◆ **Data extracts**
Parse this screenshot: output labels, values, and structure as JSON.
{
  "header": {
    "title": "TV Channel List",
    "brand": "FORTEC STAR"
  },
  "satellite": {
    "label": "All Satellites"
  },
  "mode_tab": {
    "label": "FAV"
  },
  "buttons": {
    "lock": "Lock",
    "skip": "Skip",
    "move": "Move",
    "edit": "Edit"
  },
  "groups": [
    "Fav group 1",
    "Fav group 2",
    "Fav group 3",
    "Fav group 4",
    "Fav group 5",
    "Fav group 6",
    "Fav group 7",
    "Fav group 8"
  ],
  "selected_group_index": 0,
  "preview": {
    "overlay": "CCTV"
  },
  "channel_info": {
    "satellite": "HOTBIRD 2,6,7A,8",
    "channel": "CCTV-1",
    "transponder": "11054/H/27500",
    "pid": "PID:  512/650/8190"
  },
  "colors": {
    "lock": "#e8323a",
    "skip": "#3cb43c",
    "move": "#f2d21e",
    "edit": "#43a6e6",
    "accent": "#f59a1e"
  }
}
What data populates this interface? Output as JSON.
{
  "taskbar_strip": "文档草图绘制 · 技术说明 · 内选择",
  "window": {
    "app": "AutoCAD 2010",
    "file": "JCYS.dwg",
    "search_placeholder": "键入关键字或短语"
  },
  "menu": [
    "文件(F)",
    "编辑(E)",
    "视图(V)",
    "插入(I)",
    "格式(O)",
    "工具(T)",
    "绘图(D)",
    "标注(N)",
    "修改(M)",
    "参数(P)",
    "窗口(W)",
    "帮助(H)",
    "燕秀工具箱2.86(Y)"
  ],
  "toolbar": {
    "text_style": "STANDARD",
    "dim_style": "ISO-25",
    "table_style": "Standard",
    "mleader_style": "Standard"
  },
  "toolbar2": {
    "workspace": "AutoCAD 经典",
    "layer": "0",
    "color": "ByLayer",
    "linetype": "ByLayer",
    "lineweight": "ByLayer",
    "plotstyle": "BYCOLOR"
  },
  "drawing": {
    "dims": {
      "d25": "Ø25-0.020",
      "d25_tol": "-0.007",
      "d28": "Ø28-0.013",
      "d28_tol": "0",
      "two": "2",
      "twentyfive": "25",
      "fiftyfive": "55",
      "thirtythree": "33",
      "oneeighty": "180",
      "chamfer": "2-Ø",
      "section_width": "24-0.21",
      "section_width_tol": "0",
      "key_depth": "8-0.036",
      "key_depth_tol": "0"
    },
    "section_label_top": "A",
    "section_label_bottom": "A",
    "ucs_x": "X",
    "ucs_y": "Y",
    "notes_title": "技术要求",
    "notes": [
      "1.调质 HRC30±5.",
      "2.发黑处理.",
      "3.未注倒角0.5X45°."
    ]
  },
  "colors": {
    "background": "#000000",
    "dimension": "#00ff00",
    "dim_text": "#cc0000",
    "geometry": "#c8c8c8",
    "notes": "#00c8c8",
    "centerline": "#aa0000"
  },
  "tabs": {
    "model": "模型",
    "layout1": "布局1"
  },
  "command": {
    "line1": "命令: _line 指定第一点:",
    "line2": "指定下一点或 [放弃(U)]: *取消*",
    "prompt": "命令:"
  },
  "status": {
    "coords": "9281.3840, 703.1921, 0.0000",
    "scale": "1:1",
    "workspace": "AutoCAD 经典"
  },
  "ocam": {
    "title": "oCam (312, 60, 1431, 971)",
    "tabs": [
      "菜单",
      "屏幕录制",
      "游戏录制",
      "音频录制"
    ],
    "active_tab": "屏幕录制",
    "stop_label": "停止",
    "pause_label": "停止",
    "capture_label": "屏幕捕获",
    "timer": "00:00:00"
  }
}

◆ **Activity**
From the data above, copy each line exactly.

◆ **Answer below**
Parse this screenshot: output labels, values, and structure as JSON.
{
  "header": {
    "title": "TV Channel List",
    "brand": "FORTEC STAR"
  },
  "satellite": {
    "label": "All Satellites"
  },
  "mode_tab": {
    "label": "FAV"
  },
  "buttons": {
    "lock": "Lock",
    "skip": "Skip",
    "move": "Move",
    "edit": "Edit"
  },
  "groups": [
    "Fav group 1",
    "Fav group 2",
    "Fav group 3",
    "Fav group 4",
    "Fav group 5",
    "Fav group 6",
    "Fav group 7",
    "Fav group 8"
  ],
  "selected_group_index": 0,
  "preview": {
    "overlay": "CCTV"
  },
  "channel_info": {
    "satellite": "HOTBIRD 2,6,7A,8",
    "channel": "CCTV-1",
    "transponder": "11054/H/27500",
    "pid": "PID:  512/650/8190"
  },
  "colors": {
    "lock": "#e8323a",
    "skip": "#3cb43c",
    "move": "#f2d21e",
    "edit": "#43a6e6",
    "accent": "#f59a1e"
  }
}
What data populates this interface? Output as JSON.
{
  "taskbar_strip": "文档草图绘制 · 技术说明 · 内选择",
  "window": {
    "app": "AutoCAD 2010",
    "file": "JCYS.dwg",
    "search_placeholder": "键入关键字或短语"
  },
  "menu": [
    "文件(F)",
    "编辑(E)",
    "视图(V)",
    "插入(I)",
    "格式(O)",
    "工具(T)",
    "绘图(D)",
    "标注(N)",
    "修改(M)",
    "参数(P)",
    "窗口(W)",
    "帮助(H)",
    "燕秀工具箱2.86(Y)"
  ],
  "toolbar": {
    "text_style": "STANDARD",
    "dim_style": "ISO-25",
    "table_style": "Standard",
    "mleader_style": "Standard"
  },
  "toolbar2": {
    "workspace": "AutoCAD 经典",
    "layer": "0",
    "color": "ByLayer",
    "linetype": "ByLayer",
    "lineweight": "ByLayer",
    "plotstyle": "BYCOLOR"
  },
  "drawing": {
    "dims": {
      "d25": "Ø25-0.020",
      "d25_tol": "-0.007",
      "d28": "Ø28-0.013",
      "d28_tol": "0",
      "two": "2",
      "twentyfive": "25",
      "fiftyfive": "55",
      "thirtythree": "33",
      "oneeighty": "180",
      "chamfer": "2-Ø",
      "section_width": "24-0.21",
      "section_width_tol": "0",
      "key_depth": "8-0.036",
      "key_depth_tol": "0"
    },
    "section_label_top": "A",
    "section_label_bottom": "A",
    "ucs_x": "X",
    "ucs_y": "Y",
    "notes_title": "技术要求",
    "notes": [
      "1.调质 HRC30±5.",
      "2.发黑处理.",
      "3.未注倒角0.5X45°."
    ]
  },
  "colors": {
    "background": "#000000",
    "dimension": "#00ff00",
    "dim_text": "#cc0000",
    "geometry": "#c8c8c8",
    "notes": "#00c8c8",
    "centerline": "#aa0000"
  },
  "tabs": {
    "model": "模型",
    "layout1": "布局1"
  },
  "command": {
    "line1": "命令: _line 指定第一点:",
    "line2": "指定下一点或 [放弃(U)]: *取消*",
    "prompt": "命令:"
  },
  "status": {
    "coords": "9281.3840, 703.1921, 0.0000",
    "scale": "1:1",
    "workspace": "AutoCAD 经典"
  },
  "ocam": {
    "title": "oCam (312, 60, 1431, 971)",
    "tabs": [
      "菜单",
      "屏幕录制",
      "游戏录制",
      "音频录制"
    ],
    "active_tab": "屏幕录制",
    "stop_label": "停止",
    "pause_label": "停止",
    "capture_label": "屏幕捕获",
    "timer": "00:00:00"
  }
}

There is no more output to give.